EXERCISE DATA:
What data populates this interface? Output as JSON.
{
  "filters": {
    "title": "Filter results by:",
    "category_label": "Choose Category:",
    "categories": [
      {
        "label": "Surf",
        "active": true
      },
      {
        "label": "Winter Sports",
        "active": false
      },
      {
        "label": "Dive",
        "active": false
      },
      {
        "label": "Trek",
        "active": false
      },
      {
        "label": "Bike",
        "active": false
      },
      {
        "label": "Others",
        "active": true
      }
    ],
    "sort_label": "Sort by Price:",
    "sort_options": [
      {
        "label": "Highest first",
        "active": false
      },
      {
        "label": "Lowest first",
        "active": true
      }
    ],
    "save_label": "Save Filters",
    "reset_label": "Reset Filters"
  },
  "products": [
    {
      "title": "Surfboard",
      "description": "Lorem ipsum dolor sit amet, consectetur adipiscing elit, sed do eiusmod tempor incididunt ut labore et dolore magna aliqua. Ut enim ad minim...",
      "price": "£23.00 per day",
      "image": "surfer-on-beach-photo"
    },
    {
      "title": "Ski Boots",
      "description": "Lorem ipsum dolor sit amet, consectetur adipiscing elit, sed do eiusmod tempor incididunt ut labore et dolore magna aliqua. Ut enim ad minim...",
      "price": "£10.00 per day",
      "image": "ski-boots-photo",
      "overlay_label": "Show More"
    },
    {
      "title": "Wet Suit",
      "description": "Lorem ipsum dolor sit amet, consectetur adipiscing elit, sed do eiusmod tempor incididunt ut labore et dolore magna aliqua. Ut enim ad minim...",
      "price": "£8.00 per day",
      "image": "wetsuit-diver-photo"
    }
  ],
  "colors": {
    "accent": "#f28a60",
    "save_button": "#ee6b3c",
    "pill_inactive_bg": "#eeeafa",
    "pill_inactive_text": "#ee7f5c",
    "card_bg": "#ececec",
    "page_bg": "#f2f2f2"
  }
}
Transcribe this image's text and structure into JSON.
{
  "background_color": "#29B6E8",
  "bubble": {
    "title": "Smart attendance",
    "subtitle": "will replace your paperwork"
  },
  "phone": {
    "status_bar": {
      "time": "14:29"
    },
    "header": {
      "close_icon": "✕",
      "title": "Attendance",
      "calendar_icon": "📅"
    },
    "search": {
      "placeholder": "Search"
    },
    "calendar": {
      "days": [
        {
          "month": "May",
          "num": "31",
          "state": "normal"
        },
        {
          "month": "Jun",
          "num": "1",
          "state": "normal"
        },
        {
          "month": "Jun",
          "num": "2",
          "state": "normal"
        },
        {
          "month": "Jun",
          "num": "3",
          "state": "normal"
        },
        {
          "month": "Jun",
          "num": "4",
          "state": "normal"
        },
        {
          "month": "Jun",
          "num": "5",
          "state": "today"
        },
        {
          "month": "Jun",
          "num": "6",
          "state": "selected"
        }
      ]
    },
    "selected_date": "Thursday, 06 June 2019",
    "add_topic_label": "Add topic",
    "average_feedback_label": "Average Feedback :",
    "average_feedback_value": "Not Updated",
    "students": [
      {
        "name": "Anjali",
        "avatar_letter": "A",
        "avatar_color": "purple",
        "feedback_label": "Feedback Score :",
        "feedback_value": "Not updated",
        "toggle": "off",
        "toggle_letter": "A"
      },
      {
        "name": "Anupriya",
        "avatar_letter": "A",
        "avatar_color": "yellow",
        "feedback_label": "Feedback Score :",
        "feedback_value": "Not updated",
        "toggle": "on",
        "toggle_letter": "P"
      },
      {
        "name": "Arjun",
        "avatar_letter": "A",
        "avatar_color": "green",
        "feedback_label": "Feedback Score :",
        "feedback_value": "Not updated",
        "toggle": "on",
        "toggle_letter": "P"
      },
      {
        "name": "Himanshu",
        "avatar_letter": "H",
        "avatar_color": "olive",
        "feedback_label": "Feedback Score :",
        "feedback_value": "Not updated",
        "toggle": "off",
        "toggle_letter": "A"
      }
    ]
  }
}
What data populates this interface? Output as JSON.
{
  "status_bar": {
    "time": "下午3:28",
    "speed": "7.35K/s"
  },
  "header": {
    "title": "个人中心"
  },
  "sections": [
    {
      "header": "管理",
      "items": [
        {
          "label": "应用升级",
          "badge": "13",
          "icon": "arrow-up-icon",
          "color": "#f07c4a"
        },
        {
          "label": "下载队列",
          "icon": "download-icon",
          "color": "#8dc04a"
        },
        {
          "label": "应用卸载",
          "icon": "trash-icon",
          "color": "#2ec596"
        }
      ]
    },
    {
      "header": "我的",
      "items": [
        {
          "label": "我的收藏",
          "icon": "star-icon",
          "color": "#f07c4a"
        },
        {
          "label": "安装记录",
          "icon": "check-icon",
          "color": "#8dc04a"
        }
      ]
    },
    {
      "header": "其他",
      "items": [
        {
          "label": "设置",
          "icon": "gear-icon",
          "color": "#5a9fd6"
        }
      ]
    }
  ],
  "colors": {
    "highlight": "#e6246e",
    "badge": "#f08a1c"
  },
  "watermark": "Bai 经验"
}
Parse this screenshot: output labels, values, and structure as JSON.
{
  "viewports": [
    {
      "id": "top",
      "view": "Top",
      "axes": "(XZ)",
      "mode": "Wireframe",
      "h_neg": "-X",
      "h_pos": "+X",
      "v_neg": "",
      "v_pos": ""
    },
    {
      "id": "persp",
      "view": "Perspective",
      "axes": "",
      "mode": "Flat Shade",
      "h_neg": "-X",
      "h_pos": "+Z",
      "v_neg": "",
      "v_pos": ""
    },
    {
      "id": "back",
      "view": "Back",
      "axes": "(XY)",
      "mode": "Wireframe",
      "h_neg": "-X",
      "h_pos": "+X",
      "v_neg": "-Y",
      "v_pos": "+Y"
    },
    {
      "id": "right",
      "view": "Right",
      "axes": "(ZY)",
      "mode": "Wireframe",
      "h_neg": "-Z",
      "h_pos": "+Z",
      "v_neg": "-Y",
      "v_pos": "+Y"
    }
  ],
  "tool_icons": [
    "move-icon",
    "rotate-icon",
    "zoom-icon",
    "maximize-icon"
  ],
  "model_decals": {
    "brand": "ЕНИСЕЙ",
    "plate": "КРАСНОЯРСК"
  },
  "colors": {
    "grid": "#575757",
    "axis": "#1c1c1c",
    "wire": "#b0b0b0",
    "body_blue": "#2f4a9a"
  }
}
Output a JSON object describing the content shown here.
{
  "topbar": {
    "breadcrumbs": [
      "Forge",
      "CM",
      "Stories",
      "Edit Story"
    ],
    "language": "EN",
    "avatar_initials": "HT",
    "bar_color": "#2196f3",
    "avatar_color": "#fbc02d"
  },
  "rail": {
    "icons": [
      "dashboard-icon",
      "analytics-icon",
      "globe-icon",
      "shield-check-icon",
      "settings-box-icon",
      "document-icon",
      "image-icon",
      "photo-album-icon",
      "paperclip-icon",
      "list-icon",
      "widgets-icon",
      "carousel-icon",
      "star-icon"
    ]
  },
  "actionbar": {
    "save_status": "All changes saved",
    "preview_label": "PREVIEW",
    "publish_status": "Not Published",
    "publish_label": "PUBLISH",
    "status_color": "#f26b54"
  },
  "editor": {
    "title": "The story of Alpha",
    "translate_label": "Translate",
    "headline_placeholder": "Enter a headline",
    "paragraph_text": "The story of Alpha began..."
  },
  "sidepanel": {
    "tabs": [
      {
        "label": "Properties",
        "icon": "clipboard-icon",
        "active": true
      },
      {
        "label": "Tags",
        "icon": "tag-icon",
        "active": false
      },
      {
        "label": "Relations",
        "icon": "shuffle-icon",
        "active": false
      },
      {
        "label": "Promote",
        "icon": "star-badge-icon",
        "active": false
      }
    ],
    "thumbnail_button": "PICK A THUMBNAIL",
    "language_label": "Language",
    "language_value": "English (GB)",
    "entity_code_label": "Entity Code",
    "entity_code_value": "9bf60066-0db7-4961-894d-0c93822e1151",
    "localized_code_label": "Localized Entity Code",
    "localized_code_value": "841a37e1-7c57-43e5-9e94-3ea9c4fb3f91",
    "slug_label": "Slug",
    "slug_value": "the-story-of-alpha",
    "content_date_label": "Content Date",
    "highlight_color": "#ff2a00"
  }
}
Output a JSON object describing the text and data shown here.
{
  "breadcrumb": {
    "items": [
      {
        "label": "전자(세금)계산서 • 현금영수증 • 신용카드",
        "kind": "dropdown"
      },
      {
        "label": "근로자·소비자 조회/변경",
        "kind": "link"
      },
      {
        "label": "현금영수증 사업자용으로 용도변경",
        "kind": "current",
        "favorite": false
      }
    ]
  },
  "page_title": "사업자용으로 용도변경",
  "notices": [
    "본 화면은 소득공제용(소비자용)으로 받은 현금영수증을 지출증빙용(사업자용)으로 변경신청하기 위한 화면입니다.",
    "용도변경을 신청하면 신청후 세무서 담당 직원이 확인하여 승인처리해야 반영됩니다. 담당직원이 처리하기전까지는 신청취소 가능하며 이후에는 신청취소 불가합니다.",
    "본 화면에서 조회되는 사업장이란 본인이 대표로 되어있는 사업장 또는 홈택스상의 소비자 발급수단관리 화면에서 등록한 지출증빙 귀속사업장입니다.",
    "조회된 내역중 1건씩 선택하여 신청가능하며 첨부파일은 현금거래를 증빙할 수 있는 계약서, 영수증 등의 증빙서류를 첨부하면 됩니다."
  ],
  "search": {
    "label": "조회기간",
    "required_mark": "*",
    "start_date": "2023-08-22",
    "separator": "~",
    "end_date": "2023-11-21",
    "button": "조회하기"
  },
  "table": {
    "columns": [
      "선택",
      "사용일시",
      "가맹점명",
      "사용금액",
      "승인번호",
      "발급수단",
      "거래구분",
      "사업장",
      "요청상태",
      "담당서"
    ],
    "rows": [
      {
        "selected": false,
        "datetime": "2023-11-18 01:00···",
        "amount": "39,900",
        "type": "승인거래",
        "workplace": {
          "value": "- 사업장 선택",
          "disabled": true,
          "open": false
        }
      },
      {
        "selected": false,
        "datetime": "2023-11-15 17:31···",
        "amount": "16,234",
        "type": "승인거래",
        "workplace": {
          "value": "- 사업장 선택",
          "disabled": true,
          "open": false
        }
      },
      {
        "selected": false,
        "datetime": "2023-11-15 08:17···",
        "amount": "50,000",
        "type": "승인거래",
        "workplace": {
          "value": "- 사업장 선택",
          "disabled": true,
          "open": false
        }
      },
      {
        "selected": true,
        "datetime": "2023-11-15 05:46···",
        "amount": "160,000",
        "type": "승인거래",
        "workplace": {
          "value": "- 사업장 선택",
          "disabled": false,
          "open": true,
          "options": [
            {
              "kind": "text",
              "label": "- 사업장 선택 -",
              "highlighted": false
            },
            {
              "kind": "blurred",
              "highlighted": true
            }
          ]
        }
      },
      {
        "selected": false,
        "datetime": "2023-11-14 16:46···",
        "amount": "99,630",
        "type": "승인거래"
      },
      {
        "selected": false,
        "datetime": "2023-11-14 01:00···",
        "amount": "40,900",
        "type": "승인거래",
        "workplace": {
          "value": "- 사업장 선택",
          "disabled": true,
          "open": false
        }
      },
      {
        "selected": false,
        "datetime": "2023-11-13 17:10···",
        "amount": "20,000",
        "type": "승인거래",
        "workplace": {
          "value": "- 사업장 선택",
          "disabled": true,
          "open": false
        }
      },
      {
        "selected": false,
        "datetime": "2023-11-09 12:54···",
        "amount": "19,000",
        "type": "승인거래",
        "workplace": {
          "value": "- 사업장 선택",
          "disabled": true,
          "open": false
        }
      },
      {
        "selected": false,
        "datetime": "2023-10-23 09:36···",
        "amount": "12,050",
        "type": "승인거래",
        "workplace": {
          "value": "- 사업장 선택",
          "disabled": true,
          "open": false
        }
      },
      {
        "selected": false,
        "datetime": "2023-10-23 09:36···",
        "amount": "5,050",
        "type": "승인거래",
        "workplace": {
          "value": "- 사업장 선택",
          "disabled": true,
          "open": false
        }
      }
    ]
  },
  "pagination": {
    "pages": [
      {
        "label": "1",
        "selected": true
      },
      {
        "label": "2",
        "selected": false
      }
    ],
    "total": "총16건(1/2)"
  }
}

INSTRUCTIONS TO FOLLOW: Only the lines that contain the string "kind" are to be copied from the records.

EXERCISE SOLUTION:
        "kind": "dropdown"
        "kind": "link"
        "kind": "current",
              "kind": "text",
              "kind": "blurred",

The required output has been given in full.